Management as an academic discipline began with a mechanical engineer named Frederick Taylor who invented the term “scientific management” (“The Principles of Scientific Management,” New York: Harper & Row, 1913).  Now, because it was a “science” it seemed legit to study in universities and the field of management was born.
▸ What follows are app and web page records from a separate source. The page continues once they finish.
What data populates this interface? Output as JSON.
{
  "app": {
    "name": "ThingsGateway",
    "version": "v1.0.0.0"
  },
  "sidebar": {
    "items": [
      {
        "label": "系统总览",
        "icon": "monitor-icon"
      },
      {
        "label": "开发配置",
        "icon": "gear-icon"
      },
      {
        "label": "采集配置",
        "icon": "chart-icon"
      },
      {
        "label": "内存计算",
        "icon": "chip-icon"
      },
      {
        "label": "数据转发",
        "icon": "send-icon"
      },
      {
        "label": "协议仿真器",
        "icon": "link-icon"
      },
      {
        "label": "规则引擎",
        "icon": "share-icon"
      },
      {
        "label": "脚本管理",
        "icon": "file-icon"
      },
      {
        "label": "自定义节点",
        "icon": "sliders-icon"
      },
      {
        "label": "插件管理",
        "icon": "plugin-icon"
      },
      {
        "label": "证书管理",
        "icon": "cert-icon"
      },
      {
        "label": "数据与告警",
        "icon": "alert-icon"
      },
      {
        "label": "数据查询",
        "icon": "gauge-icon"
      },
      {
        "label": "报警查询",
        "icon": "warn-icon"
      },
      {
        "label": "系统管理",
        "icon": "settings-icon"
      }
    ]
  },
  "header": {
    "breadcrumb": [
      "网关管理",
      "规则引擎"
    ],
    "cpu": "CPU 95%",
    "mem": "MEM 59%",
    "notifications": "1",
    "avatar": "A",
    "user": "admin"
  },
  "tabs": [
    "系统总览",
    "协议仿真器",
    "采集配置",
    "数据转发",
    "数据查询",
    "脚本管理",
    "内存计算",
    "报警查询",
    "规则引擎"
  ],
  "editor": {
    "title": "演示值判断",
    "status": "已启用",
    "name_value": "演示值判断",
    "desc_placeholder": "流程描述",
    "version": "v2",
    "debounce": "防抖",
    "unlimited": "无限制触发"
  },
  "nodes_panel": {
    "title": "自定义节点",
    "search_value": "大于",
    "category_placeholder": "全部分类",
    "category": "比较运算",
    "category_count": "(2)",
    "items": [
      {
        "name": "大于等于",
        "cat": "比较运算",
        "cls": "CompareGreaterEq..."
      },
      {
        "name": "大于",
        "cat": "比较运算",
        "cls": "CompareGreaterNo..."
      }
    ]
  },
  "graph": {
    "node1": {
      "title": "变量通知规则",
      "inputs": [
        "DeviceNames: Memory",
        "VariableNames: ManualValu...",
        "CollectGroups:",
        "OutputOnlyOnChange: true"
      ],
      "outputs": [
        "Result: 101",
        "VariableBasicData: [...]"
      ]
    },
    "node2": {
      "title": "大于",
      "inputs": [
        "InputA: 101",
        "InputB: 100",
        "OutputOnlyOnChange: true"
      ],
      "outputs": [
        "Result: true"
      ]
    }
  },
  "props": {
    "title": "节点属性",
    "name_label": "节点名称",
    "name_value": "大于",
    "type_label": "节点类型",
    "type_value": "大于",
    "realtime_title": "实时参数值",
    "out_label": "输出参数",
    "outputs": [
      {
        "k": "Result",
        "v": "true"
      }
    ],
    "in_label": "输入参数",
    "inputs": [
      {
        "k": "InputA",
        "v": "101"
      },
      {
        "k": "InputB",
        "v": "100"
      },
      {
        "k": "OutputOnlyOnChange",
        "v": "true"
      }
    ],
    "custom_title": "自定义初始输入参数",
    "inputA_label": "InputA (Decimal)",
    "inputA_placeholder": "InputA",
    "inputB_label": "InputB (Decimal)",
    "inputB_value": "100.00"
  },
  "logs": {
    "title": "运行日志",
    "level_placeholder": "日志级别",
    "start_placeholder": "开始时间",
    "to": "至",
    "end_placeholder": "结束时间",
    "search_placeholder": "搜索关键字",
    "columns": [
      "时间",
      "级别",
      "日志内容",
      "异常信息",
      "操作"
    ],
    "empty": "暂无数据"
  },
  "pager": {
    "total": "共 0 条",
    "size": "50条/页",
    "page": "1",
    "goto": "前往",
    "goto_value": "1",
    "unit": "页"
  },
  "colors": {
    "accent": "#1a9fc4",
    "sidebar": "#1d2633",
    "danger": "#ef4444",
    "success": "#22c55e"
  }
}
Today, management degrees (e.g. MBA, MSM, etc.) are some of the most popular degrees in graduate school.

But, many people, this professor included, have problems with Taylor’s “scientific management.”

Not because it is scientific, or even because it is management, but because of what it soon became.  You see, Taylor put the company before the person.  He famously intoned “the worker must be trimmed to fit the job” (quoted by Daniel Boorstin, “The Americans: The Democratic Experience, New York: Vintage, 1974, 363).  To legitimize this he conducted time and motion studies to show how jobs could be better performed.  Of course, business managers were elated at this science, that could prove that by manipulating people, jobs can be done faster and more efficiency (oftentimes however at the expense of the workers self-worth and dignity).

The Rise of “Tactical” AND “Strategic” Management  

Not surprisingly, many critics arose who criticized Taylor’s approach (an approach when came to be known as Theory X).  The critics said that Theory X did not fully appreciate the worker (it didn’t), that it de-motivated the worker (it did) and that it was too inflexible (it is).

The later point, that it was too inflexible, was championed by Henry Mintzberg in a great book called “The Rise and Fall of Strategic Planning” (New York: The Free Press, 1994). Some wrongly misconstrue that Mintzberg was saying strategic planning was wrong.  He wasn’t. But what he was arguing is that in Theory X management is seen as being too inflexible, too lock-step, too rigid.

He suggested that “planners” need to be both “right-brained planners” who learn procedures and processes (who I call “tactical leaders”); as well as “left-brained planners” who (Mintzberg p. 394, quoting Quinn) are “wild birds … (who) range throughout the organization stimulating offbeat approaches to issues” (who I call “strategic leaders”)

This approach to management, flexible, innovative and integrated (across several disciplines), is very helpful for the church.  Because it utilizes right-brained planners (tactical leaders) and left-brained planners (strategic leaders), I have called this STO leadership (where O represents the “operational, team-orientated leader).

To foster innovation you need both strategic leaders (who can see the vision) and also tactical leaders (who can plan out the innovation). And, I have observed in my church case study research that innovation is very important for church growth (I even wrote a chapter about “Innovation” that I observed at Solomon’s Porch church in Minneapolis).  In fact, you can find a chart that compares “Innovation” and “institutionalism” on

I want to stress the importance of this flexible, inter-disciplinary management.  Postmodern management scholars such as Mary Jo Hatch and Haridimos Tsoukas see management as having to do with the ability to plan flexible tactics, address conflict, recruit volunteers and alter management styles as an organization grows.  In fact, in my consulting I have found that among pastors, leadership principles are usually rather well understood, but that pastors are weak in  management principles.

I say all of this to ensure that as you study management and leadership, you do not dismiss the former in lieu of the latter.  A holistic understanding of both leadership and management is critical for today’s church leader.  And in my case study research, I have found management skills missing more in pastors than leadership skills.